We live in a fast-paced world where systems quickly integrate, as do our relationships with the rest of the world. Seminars and summits are frequently convened in a bid to help improve opportunities and give access to resources to all countries. It is not every day, however, that these seminars are viewed in a positive light as we would all like. One example of such a summit is the Africa-Israel Summit that was scheduled to take place in Lome, Togo from the 23rd to 27th October 2017. The summit was expected to provide a platform for leaders from over a dozen African countries from various sectors to meet, discuss, and collaborate on issues such as shared prosperity, with Israeli leaders and officials. With such a noble aim, the summit was expected to be a hit; however, from the get-go there were mixed opinions with some supporting the initiative and others—including some African nations—opposing this summit.
Concerns were high about an African-Israel summit justifying some of the humanitarian issues that came with colonization in Africa, such as apartheid. Palestine was particularly concerned about the perceived influence that Israel may have within Africa and the United Nations should the summit come to pass. In fact, earlier this month the Palestines in Europe Conference began a campaign to discourage African countries from participating in the Africa-Israel Summit. African countries such as Algeria, Morocco, Mauritania, Tunisia and South Africa had already boycotted or shown signs of boycotting the summit. South Africa was, in particular, a country of interest owing to its history that is scarred with apartheid.
Recent developments, however, have only made things more complicated. In fact, the summit has now been canceled altogether. First, some Arab States, Palestine, and South Africa were applying political pressure in Togo to ensure that the summit would not come to pass for reasons such as those stated above.

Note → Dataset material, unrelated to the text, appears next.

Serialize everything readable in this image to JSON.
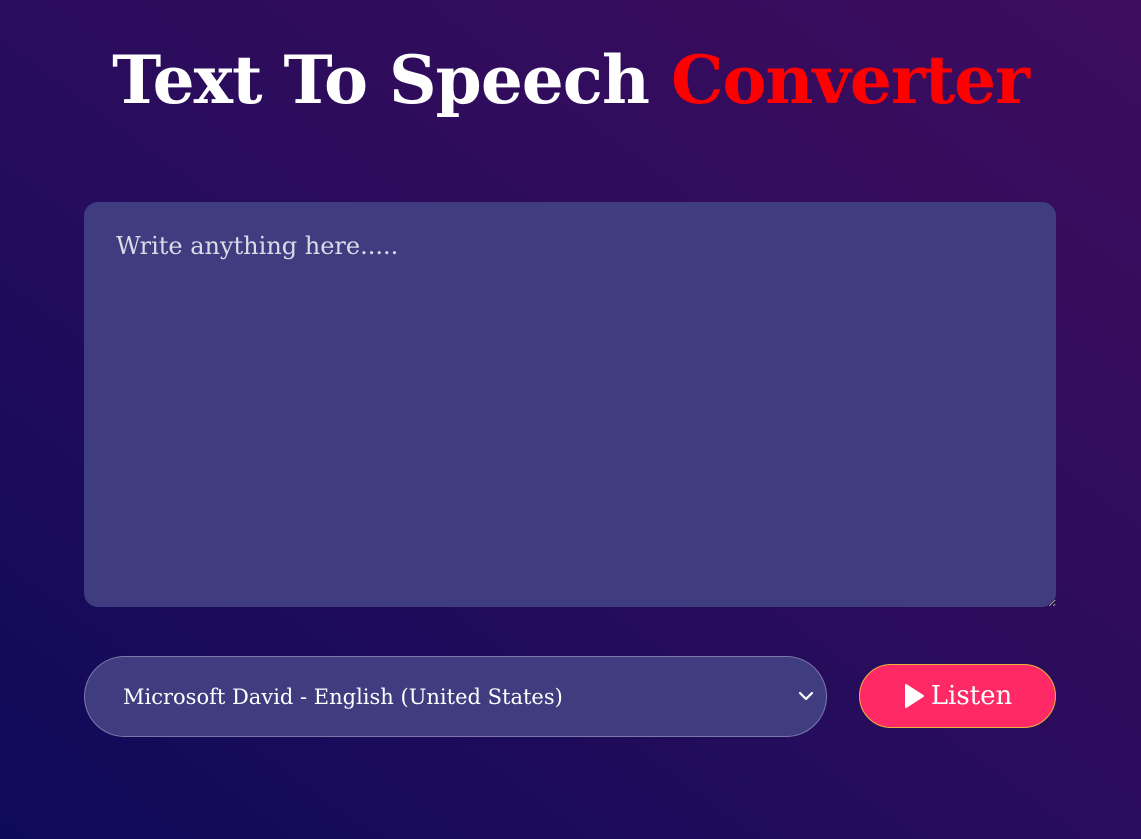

The President of Togo, Faure Gnassingbe, also noted that the summit preparations might take longer than had been previously intended. In addition, the host country has been experiencing political unrest, which has contributed to the reasons for the cancellation.
The cancellation, is, however, not the final nail in the coffin as the Israeli Foreign Ministry spokesman said that the summit is only to be postponed to a later date. Human rights groups, however, continue to see this cancellation as a positive development and thus, a victory to what they call efforts against racism, fascism, and injustice.